Some might be shocked that Jefferson owned an English-translated Quran that dates back to 1734. But Tlaib — one of the two first Muslim women elected to Congress in November — said she’s okay with that reaction, according to CNN.
“I like that,” the Democrat told CNN. “I like that it’s kind of pushing against the stereotype that somehow we’re new to this country.”
Jefferson’s Quran was also used by Democratic U.S. Rep. Keith Ellison in 2007 when the Minnesota congressman took his own oath of office, according to The Washington Post.
As noted by The Washington Post, the historic Quran includes an opening from George Sale, who translated it into English, that sheds a less-than favorable light on Islam.

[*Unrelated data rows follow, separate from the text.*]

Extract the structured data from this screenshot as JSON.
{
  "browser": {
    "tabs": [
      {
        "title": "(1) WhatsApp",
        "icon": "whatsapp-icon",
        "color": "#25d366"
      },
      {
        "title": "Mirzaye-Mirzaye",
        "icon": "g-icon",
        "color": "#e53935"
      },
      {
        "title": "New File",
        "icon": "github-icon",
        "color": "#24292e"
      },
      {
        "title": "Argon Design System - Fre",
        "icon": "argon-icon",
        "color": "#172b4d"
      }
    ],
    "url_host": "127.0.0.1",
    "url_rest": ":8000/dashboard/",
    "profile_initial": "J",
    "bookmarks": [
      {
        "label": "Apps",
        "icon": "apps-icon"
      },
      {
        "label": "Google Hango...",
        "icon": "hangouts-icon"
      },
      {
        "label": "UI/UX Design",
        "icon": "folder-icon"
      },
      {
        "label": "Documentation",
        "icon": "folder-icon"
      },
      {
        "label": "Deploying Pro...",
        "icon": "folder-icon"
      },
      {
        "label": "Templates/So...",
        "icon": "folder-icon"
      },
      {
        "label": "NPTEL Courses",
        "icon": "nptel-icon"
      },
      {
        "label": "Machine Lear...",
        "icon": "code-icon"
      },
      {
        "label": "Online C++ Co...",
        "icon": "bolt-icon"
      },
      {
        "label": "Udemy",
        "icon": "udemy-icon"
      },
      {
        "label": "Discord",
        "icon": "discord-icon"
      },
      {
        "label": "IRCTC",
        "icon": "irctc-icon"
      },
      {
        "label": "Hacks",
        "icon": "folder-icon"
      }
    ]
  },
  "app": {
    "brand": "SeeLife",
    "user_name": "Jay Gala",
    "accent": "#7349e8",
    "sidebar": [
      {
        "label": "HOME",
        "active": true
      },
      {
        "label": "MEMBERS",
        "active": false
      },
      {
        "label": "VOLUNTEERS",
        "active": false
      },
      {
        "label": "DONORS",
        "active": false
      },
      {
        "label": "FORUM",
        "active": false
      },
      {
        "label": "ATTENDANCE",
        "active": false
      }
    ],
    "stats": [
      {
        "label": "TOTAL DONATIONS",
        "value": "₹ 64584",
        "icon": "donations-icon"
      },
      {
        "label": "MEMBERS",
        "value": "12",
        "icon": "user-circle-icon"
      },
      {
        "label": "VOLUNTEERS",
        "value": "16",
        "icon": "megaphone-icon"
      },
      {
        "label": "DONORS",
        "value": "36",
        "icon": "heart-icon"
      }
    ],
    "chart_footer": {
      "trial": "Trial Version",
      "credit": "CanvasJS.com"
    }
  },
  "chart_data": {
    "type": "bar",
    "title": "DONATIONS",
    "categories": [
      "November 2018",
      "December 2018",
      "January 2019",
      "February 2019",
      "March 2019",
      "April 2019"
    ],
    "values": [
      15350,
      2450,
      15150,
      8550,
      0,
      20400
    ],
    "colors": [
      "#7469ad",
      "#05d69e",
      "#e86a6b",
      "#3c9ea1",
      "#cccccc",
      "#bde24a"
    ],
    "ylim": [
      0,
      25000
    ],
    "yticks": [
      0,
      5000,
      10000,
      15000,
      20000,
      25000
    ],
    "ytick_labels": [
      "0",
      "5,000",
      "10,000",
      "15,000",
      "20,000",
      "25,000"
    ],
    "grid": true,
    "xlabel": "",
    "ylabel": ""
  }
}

“Whatever use an impartial version of the Koran may be of in other respects, it is absolutely necessary to undeceive those who, from the ignorant or unfair translations which have appeared, have entertained too favourable an opinion of the original, and also to enable us effectually to expose the imposture,” the opening says, according to The Washington Post.

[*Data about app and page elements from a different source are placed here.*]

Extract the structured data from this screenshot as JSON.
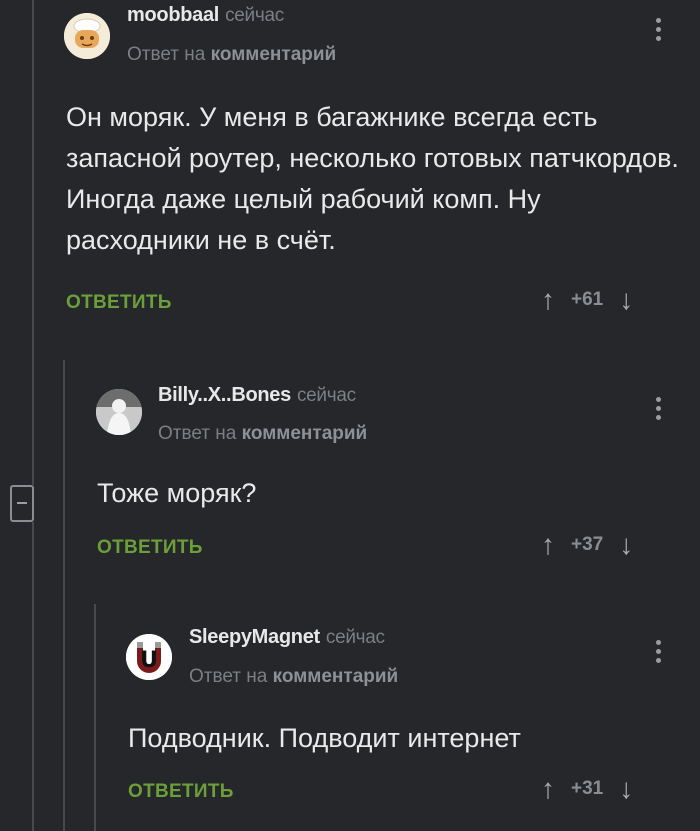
{
  "comments": [
    {
      "author": "moobbaal",
      "time": "сейчас",
      "reply_prefix": "Ответ на",
      "reply_target": "комментарий",
      "text": "Он моряк. У меня в багажнике всегда есть запасной роутер, несколько готовых патчкордов. Иногда даже целый рабочий комп. Ну расходники не в счёт.",
      "reply_label": "ОТВЕТИТЬ",
      "score": "+61",
      "up_icon": "arrow-up-icon",
      "down_icon": "arrow-down-icon"
    },
    {
      "author": "Billy..X..Bones",
      "time": "сейчас",
      "reply_prefix": "Ответ на",
      "reply_target": "комментарий",
      "text": "Тоже моряк?",
      "reply_label": "ОТВЕТИТЬ",
      "score": "+37",
      "up_icon": "arrow-up-icon",
      "down_icon": "arrow-down-icon"
    },
    {
      "author": "SleepyMagnet",
      "time": "сейчас",
      "reply_prefix": "Ответ на",
      "reply_target": "комментарий",
      "text": "Подводник. Подводит интернет",
      "reply_label": "ОТВЕТИТЬ",
      "score": "+31",
      "up_icon": "arrow-up-icon",
      "down_icon": "arrow-down-icon"
    }
  ],
  "colors": {
    "background": "#25272a",
    "reply_button": "#6b9f3a",
    "text": "#e9e9e9",
    "muted": "#7c7f83"
  }
}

But for Tlaib, using the Quran sends an unmistakable message after she and incoming Rep. Ilhan Omar, a Democrat from Minnesota, made history in the 2018 midterms as the first two Muslim women elected to Congress.
“It’s important to me because a lot of Americans have this kind of feeling that Islam is somehow foreign to American history,” Tlaib told The Detroit Free Press. “Muslims were there at the beginning. … Some of our founding fathers knew more about Islam than some members of Congress now.”
Along with using the Quran, Tlaib “has said she will wear a Palestinian gown called a thobe for her swearing-in ceremony,” CNN reported. The Detroit Free Press reported that Tlaib will wear a thobe that her mother specifically created for her during the swearing.
Some on social media have started to post pictures of their own thobes in a show of solidarity with Tlaib.
“Every child of immigrant parents knows what it means,” Tlaib told CNN. “Their biggest hope is that they want us to succeed, but they also don’t want us to lose a part of who we are.”
In an interview with The Detroit Free Press, Tlaib emphasized that she wanted to use the Quran because she “believe(s) in secular government.”
“My swearing in on the (Quran) is about me showing that the American people are made up of diverse backgrounds and we all have love of justice and freedom,” she told the newspaper. “My faith has centered me. The prophet Mohammed was always talking about freedom and justice.”
Omar also made history as the first member of Congress who is a Somali American, while Tlaib is the first Palestinian-American woman to do the same.